Limited to business hours

Changing customer demands are creating a challenge for the Zengin System, which is an important part of the electronic payments system in Japan.  It is a reliable online network that links banks nationwide and processes an average of more than six million real-time transactions per day, according to Bank of Japan data. However, it is only available on weekdays during banks’ working hours.

Moreover, 77% of consumer payments are still made with cash, according to McKinsey’s Asia Pacific Payments Map, and credit card usage remains low, as

by Hiroshi Nakaso, the deputy governor of the Bank of Japan.

“Evidence suggests,” Nakaso said recently, “that payment instruments provided by non-banking institutions have far outpaced the Zengin System, both in terms of amount and volume.” Moreover, Nakaso noted, other countries have developed retail services that offer near real-time payment services 24 hours a day, seven days a week.

Another challenge for the Zengin System is the limited amount of data that can be transmitted with a payment. When the system moved to its 6th generation platform in 2011, there was a recognition of this emerging requirement for electronically exchanging payment information. One new feature has been the acceptance of the ISO 20022 standard as an option for messages. Because adoption of ISO 20022 is not required, however, banks and customers generally do not use the new format.

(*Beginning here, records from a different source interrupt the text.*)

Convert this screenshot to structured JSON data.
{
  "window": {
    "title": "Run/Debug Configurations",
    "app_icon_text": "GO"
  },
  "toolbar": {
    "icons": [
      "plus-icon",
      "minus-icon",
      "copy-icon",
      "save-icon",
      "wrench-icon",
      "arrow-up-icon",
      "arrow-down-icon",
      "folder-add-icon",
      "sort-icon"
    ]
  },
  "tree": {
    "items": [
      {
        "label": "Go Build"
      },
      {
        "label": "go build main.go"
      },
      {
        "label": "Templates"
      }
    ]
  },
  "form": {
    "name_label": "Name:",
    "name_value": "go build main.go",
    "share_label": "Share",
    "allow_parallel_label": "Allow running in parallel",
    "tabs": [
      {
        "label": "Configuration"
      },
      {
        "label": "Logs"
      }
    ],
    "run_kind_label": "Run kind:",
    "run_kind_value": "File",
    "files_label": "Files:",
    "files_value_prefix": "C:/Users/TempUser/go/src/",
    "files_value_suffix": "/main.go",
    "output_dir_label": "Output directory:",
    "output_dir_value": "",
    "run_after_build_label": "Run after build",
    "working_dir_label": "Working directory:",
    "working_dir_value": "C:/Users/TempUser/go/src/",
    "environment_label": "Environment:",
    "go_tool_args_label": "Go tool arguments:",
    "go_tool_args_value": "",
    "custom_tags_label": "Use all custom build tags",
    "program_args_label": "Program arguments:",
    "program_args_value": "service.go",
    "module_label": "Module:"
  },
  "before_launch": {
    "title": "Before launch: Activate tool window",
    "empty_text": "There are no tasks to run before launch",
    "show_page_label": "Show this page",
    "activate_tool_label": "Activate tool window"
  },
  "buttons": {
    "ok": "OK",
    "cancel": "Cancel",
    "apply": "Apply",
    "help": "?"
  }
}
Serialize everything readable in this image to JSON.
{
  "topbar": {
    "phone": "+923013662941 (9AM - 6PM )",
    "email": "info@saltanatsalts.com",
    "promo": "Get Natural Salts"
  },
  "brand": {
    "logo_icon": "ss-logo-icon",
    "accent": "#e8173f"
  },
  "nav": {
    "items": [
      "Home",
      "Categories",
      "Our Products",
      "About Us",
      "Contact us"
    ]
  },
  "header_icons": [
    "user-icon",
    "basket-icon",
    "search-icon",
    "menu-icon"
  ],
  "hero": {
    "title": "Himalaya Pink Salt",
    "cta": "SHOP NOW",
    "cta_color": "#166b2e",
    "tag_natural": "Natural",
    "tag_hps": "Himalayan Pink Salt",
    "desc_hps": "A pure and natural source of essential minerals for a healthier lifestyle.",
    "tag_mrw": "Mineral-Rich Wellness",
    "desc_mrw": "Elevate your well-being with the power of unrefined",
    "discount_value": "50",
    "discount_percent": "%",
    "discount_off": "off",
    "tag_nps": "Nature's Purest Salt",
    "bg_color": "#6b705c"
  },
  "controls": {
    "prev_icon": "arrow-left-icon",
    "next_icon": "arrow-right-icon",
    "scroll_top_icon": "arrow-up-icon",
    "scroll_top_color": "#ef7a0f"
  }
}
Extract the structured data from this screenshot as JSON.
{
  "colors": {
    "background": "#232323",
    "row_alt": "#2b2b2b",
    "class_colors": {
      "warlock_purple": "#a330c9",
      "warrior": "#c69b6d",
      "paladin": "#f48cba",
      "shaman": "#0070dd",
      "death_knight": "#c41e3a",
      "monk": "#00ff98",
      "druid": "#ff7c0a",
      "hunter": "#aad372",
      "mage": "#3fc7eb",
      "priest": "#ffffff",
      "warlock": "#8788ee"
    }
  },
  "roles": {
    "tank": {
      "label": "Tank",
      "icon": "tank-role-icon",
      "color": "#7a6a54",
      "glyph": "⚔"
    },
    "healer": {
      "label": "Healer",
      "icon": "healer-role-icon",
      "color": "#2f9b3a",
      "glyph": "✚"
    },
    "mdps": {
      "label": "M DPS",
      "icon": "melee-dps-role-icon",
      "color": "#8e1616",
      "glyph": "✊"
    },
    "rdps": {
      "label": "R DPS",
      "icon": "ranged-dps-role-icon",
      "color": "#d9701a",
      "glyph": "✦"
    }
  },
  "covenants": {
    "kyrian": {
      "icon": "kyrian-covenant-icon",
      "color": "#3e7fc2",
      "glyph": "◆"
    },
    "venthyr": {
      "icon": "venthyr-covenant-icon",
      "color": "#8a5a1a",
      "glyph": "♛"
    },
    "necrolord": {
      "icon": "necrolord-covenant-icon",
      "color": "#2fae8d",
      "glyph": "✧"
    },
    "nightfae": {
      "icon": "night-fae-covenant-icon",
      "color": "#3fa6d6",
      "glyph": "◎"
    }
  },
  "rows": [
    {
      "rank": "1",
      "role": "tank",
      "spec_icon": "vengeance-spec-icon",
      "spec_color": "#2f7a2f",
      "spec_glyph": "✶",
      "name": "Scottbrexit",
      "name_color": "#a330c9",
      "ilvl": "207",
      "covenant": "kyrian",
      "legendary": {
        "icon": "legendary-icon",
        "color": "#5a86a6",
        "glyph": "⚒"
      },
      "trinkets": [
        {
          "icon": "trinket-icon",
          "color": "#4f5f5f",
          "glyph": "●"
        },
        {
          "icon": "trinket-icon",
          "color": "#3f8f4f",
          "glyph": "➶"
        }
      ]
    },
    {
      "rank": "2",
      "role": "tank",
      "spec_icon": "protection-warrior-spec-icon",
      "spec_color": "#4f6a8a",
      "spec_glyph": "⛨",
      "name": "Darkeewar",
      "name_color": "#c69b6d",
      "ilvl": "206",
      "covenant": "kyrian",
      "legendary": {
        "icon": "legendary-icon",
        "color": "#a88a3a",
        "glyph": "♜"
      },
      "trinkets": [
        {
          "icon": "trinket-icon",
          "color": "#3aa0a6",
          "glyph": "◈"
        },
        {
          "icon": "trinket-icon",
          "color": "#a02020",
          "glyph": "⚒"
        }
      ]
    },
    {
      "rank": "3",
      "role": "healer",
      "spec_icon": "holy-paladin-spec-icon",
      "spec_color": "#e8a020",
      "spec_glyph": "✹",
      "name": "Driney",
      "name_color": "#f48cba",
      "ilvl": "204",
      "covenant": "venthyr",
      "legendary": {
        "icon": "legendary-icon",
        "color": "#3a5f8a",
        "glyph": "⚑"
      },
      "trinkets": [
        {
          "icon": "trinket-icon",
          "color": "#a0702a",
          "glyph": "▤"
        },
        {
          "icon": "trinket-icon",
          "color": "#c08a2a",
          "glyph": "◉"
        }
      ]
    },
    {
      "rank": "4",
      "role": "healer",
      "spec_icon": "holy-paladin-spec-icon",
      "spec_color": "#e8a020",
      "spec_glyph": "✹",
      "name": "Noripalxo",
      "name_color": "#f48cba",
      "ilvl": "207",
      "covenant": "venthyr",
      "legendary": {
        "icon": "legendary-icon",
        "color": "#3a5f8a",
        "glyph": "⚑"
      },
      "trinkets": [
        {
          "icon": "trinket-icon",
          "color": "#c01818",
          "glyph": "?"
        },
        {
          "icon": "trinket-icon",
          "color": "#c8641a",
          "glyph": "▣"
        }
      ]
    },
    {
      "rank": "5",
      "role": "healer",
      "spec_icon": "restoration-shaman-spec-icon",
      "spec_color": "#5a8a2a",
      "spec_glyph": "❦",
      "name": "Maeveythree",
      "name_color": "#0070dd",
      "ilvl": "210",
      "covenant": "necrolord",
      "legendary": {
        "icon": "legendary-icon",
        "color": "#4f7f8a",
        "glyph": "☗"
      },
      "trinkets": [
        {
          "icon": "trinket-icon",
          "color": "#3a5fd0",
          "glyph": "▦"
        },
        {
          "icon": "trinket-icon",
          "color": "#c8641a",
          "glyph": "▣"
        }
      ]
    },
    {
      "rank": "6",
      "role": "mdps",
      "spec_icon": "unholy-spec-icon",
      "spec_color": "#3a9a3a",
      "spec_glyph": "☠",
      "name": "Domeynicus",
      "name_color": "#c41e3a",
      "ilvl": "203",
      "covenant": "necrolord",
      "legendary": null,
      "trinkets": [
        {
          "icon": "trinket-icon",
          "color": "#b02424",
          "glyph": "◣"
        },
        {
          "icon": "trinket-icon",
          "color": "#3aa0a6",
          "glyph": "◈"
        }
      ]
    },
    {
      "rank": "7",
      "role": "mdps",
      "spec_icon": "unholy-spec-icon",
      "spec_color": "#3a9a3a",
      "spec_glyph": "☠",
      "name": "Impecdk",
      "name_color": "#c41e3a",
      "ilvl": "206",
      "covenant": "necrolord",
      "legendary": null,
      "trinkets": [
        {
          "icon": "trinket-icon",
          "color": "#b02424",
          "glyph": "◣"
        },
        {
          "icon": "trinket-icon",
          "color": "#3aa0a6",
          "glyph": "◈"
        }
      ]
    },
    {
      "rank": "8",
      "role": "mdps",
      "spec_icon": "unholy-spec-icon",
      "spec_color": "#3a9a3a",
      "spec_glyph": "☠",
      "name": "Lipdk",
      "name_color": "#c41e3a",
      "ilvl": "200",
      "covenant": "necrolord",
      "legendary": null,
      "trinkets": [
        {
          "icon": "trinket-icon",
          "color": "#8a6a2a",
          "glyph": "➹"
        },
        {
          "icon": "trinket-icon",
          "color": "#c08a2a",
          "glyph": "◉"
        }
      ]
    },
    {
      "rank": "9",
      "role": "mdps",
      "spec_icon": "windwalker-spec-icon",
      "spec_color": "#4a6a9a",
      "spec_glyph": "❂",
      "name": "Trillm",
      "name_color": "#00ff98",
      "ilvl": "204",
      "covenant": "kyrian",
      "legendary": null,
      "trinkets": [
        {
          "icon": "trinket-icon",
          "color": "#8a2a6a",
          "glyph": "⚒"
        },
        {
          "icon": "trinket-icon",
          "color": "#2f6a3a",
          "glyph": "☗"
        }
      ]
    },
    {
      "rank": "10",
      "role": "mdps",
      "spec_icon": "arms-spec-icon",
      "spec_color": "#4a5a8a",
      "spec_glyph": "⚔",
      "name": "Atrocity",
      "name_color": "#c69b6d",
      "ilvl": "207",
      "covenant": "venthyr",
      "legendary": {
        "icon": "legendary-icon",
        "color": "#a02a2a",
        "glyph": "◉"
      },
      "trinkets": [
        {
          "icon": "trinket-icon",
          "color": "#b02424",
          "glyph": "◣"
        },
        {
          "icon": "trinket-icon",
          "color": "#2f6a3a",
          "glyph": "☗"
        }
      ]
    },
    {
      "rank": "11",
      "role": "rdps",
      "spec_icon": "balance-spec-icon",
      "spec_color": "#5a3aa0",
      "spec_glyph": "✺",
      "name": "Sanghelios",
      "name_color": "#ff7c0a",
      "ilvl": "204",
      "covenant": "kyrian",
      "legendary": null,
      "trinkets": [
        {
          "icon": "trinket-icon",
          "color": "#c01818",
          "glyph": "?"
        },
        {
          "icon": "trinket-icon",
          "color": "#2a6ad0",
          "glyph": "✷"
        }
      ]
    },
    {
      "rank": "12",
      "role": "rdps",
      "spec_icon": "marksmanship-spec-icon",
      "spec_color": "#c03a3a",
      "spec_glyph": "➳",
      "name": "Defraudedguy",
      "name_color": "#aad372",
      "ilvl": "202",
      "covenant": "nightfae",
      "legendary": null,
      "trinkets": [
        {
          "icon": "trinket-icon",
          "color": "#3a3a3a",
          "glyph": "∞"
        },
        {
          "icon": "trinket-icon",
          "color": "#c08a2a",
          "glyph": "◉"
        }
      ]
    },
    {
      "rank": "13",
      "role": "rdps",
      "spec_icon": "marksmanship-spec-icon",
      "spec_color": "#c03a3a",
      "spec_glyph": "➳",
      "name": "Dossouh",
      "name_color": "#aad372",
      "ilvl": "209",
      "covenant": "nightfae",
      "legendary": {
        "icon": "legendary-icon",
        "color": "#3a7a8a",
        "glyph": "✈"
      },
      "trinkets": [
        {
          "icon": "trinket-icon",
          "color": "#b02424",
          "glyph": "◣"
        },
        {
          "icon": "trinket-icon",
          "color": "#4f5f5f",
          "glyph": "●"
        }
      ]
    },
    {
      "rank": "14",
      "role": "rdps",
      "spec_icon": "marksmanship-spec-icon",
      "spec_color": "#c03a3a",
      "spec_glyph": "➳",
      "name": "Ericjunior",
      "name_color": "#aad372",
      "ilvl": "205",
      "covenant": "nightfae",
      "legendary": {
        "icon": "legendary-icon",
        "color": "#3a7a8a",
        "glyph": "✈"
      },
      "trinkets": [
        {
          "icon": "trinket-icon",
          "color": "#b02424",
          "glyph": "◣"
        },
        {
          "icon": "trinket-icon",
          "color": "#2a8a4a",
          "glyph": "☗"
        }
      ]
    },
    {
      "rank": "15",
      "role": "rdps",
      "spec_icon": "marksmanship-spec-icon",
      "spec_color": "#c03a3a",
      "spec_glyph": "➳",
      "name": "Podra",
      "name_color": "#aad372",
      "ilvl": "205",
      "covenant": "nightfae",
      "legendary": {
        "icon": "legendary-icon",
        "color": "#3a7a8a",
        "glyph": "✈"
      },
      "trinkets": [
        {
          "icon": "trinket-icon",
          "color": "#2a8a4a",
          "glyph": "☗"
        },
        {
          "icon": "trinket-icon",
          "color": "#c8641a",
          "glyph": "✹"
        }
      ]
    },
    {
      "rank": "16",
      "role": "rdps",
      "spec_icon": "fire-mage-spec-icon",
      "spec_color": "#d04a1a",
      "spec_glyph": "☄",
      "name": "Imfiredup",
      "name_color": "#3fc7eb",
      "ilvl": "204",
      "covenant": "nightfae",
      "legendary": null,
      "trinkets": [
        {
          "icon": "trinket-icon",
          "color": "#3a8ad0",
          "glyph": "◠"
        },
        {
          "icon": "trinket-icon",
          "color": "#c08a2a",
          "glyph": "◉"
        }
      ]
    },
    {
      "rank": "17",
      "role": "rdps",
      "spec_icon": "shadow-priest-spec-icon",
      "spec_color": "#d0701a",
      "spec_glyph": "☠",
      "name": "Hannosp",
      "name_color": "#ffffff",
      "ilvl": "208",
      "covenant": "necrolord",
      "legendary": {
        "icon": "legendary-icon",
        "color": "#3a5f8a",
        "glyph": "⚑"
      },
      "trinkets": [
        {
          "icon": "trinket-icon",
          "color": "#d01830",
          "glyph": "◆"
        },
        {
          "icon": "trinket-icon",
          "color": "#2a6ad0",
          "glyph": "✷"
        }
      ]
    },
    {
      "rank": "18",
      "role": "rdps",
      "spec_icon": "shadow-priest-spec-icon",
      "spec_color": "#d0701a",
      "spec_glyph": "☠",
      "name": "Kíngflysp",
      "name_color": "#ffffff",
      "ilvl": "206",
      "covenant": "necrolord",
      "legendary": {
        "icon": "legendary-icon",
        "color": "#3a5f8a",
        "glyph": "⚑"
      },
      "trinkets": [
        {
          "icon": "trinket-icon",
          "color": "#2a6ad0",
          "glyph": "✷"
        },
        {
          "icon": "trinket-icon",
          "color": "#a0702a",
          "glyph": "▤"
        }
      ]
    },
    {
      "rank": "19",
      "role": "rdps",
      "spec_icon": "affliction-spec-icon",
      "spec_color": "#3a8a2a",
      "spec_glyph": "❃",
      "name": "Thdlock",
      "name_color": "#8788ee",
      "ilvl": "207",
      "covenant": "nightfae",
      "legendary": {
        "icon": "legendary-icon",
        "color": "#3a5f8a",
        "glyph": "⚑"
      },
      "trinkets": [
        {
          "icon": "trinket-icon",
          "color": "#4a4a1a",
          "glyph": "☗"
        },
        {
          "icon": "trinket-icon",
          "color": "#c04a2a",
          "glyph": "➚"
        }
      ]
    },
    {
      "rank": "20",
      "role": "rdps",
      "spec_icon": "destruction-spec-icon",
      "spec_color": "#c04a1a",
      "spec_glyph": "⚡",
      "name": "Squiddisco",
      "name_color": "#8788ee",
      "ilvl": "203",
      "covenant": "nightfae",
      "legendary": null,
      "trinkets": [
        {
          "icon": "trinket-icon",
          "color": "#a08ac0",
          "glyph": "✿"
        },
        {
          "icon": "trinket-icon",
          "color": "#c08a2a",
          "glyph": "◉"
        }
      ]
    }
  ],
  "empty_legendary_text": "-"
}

“In light of such progress in overseas economies,” Nakaso said, “it has become a must in Japan to elevate bank transfers to a comparable level of convenience and efficiency in terms of service availability.” Recognising the trends overseas as well as customer needs and competition domestically, the Japan Bankers Association has started to consider how to renovate the Zengin System.

Financial institutions and regulators in Japan need to ensure that the new system to speed up payments for customers provides a platform for innovation, deals with legacy infrastructure and has low entry barriers, while still managing costs effectively. Financial institutions and corporates can benefit from international best practices and the experience of international experts.

While SWIFT used to focus more on large-value payments, it has shifted to supporting market infrastructures for small-value payments as well, because the trend towards real-time payments is having a profound impact on the global payments ecosystem. The solution it is developing for Australia, for example, combines components that are installed and operated locally yet which build on more than four decades of experience globally in supporting payments security, availability and reliability.

SWIFT has already worked closely with JASDEC (the Japan Securities Depository Center) to internationalise messaging standards for securities transactions, providing them with a world-class financial messaging standard expertise to adopt ISO 20022. JASDEC has chosen SWIFT as one of the connectivity options for the participants in order to increase efficiency for the overseas financial institutions. SWIFT was also appointed as a consultant for the adoption of ISO 20022 messages to the 6th generation platform for Zengin, including providing advice on the ISO 20022 message specifications and recommending an implementation approach based on its experience in other markets. 

Moving forward with the times

The growth in consumer demand for real-time payments as well as new non-bank competitors providing faster payments services means that banks need to act quickly to remain at the forefront of low-value payments in Japan. The review by the Japan Bankers Association to consider renovating and renewing the Zengin System is a timely next step.

As they move towards real-time payments, banks and associations in Japan can clearly benefit from global best practices and experience so that they can develop a leading-edge system that will meet customer requirements and manage costs effectively. Taking advantage of global trends and selecting the optimal partner will be essential in making sure that financial institutions in Japan remain at the forefront of payments in the country.